In July of 1870, there was an unusual trial at Syracuse’s old City Hall. John Cappel was charged with selling intoxicating beverages on a Sunday, which was illegal at the time. The defense for Cappel held that the beverage in question, lager beer, was legal since it was not an intoxicating drink.
Local Brewer Benedict Haberle offered testimony for the defense and stated that he could drink 30 to 40 glasses of lager beer a day and it did not intoxicate him. Jacob Pfohl declared that he could personally consume between one and two gallons without feeling inebriated. Of course, both were heavily engaged in the production of beer. Breweries were a growing part of Syracuse’s economy in those years; Haberle said his output was 1500 barrels a year and Pfohl admitted to manufacturing between 4,000 to 5,000 annually. Others offered similar evidence, most of whom were involved with the brewery industry.
The prosecution countered with various witnesses.

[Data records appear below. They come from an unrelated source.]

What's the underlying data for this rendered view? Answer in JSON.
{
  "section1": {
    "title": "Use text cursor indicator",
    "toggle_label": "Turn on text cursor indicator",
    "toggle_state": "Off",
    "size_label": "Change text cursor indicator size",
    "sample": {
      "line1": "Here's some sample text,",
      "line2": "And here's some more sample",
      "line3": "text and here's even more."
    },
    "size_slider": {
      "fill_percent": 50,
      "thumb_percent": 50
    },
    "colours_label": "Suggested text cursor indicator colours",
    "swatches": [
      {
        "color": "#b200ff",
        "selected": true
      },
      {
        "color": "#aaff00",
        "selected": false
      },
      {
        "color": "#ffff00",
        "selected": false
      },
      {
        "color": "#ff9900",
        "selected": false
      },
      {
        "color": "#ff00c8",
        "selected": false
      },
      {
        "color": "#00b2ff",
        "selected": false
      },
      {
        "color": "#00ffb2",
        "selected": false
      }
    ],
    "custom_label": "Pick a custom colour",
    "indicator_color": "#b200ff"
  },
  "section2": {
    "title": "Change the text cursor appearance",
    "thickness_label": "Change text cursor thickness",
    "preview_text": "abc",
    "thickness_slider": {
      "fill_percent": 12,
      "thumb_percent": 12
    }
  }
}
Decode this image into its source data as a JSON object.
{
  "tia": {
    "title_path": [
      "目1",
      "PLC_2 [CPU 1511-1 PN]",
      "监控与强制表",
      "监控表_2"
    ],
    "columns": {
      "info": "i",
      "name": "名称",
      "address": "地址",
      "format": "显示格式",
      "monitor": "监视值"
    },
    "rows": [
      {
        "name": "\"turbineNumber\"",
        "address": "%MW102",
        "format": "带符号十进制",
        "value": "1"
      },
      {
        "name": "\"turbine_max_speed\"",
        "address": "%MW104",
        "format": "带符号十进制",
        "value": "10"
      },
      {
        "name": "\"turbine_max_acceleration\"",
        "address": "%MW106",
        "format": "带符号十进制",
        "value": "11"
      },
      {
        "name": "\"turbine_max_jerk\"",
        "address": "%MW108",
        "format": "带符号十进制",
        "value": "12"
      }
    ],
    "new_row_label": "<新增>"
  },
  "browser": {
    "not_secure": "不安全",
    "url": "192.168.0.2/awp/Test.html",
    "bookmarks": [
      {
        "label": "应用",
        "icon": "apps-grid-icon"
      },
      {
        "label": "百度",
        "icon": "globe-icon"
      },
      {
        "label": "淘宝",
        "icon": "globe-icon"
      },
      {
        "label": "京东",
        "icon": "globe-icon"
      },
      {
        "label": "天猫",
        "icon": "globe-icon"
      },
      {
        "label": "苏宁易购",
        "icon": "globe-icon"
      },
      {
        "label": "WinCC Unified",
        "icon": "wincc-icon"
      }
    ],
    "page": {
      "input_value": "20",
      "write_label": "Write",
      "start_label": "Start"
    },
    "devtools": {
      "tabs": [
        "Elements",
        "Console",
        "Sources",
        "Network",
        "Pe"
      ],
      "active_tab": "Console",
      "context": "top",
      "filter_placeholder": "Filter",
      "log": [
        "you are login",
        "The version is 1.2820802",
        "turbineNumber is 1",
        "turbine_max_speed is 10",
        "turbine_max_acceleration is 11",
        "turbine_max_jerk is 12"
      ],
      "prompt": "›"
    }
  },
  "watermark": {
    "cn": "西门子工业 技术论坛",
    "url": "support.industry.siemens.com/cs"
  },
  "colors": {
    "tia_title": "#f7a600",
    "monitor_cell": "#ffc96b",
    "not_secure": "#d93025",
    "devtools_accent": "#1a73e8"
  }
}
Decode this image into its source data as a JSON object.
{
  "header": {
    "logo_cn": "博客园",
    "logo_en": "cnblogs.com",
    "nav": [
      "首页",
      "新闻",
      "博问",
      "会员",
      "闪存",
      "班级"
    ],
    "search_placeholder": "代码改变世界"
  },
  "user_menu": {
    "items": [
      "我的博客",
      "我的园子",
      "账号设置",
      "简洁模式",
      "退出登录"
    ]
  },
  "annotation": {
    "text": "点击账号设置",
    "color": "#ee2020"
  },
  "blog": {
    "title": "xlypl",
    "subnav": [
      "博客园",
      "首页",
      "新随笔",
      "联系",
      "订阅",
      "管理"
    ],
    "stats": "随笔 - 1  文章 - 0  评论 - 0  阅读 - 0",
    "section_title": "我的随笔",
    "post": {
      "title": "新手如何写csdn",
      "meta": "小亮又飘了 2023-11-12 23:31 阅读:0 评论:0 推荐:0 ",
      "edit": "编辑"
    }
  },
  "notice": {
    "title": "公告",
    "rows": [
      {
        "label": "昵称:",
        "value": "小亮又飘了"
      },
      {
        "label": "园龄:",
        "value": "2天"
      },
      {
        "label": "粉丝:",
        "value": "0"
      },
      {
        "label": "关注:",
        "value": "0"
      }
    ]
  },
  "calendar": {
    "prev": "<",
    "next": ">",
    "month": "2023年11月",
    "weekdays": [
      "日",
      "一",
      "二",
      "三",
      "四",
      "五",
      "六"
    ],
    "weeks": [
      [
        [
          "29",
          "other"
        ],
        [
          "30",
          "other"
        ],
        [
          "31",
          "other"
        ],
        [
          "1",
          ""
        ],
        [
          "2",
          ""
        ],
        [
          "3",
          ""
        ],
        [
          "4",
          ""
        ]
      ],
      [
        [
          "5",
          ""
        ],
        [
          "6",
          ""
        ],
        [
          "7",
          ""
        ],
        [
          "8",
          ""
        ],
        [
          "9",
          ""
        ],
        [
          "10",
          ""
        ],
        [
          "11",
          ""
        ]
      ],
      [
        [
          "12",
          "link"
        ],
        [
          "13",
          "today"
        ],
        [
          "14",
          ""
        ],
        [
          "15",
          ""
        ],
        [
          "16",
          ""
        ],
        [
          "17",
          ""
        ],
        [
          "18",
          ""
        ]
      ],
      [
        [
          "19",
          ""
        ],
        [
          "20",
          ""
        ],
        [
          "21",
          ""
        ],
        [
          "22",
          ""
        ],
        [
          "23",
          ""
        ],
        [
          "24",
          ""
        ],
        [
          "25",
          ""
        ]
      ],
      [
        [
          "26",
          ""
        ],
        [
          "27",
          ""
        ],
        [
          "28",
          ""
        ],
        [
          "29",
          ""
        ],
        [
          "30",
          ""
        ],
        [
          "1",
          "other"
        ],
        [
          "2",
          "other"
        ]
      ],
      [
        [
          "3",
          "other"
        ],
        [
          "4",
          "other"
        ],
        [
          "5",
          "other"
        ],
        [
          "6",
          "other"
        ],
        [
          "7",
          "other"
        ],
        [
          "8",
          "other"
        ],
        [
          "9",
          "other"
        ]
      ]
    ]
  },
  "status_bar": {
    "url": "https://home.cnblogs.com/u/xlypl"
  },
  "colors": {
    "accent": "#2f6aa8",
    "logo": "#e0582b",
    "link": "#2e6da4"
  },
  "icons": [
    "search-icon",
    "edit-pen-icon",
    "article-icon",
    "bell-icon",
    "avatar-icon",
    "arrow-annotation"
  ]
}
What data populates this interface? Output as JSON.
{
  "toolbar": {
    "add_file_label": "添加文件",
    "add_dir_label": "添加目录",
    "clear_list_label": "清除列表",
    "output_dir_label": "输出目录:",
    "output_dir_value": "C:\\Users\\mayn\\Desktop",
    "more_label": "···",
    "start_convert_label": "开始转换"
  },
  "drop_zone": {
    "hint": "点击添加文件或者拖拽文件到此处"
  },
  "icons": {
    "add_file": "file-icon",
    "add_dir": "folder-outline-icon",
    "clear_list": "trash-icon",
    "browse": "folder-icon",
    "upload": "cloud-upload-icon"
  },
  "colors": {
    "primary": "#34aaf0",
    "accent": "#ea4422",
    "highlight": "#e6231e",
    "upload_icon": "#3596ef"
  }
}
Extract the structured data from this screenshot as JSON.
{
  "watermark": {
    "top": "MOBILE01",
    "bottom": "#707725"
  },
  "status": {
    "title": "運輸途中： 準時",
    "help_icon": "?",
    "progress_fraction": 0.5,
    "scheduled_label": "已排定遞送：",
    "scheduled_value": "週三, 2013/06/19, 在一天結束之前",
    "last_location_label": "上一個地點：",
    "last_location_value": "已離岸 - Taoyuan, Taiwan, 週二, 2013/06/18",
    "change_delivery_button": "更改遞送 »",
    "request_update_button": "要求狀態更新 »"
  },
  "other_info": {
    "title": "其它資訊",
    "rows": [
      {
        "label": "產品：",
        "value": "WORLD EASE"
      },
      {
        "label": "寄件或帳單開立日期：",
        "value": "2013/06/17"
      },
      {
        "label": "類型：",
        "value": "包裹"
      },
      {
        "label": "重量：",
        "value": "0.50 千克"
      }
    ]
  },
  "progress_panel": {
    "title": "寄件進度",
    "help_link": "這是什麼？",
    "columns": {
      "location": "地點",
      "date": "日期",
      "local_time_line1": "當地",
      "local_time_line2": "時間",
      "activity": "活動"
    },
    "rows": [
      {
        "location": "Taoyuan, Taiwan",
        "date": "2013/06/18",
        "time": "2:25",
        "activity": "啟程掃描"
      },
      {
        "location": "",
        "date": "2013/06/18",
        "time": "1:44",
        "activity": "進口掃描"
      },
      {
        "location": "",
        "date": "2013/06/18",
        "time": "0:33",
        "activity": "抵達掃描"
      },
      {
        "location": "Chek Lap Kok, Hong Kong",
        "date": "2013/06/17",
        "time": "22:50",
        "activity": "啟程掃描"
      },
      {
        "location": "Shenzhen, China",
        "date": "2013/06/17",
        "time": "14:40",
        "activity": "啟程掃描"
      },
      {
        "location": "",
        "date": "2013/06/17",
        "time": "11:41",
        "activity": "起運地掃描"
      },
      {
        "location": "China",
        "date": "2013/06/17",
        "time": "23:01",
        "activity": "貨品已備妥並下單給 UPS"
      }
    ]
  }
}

Mr. J. S. Ball of Dewitt swore that lager, “did not help me to be more intelligent” and that 2 1/2 glasses of Haberle’s brew, “made my way crooked.” Others, some with ties to the temperance movement, said just a few glasses made them drunk.
The trial became a locally celebrated encounter between Syracuse’s brewing industry and temperance advocates. By 1870, alcohol consumption had risen substantially. There were reportedly 100,000 saloons in the nation (about 1 for every 400 men, women and child). In their efforts to attract a wide array of customers, many owners did not discourage gambling, prostitution, sales to minors, public drunkenness, and violence that was drawn to taverns at the time. As a result, a growing number of political and social organizations were calling for the prohibition of all alcoholic drinks in the United States.
However, at this time in Syracuse, beer claimed a victory and Mr. Cappel was acquitted by the jury, a minor setback for the anti-drinking movement. The movement grew to embrace millions of advocates and finally achieved its goal in 1919 with the ratification of the 18th Amendment, which prohibited “the manufacture, sale, or transportation of intoxicating liquors” throughout the United States; in other words, Prohibition! But until then, the brewery business, in both Syracuse and elsewhere, would generally enjoy unprecedented popularity.
– By Dennis Connors, OHA Curator of History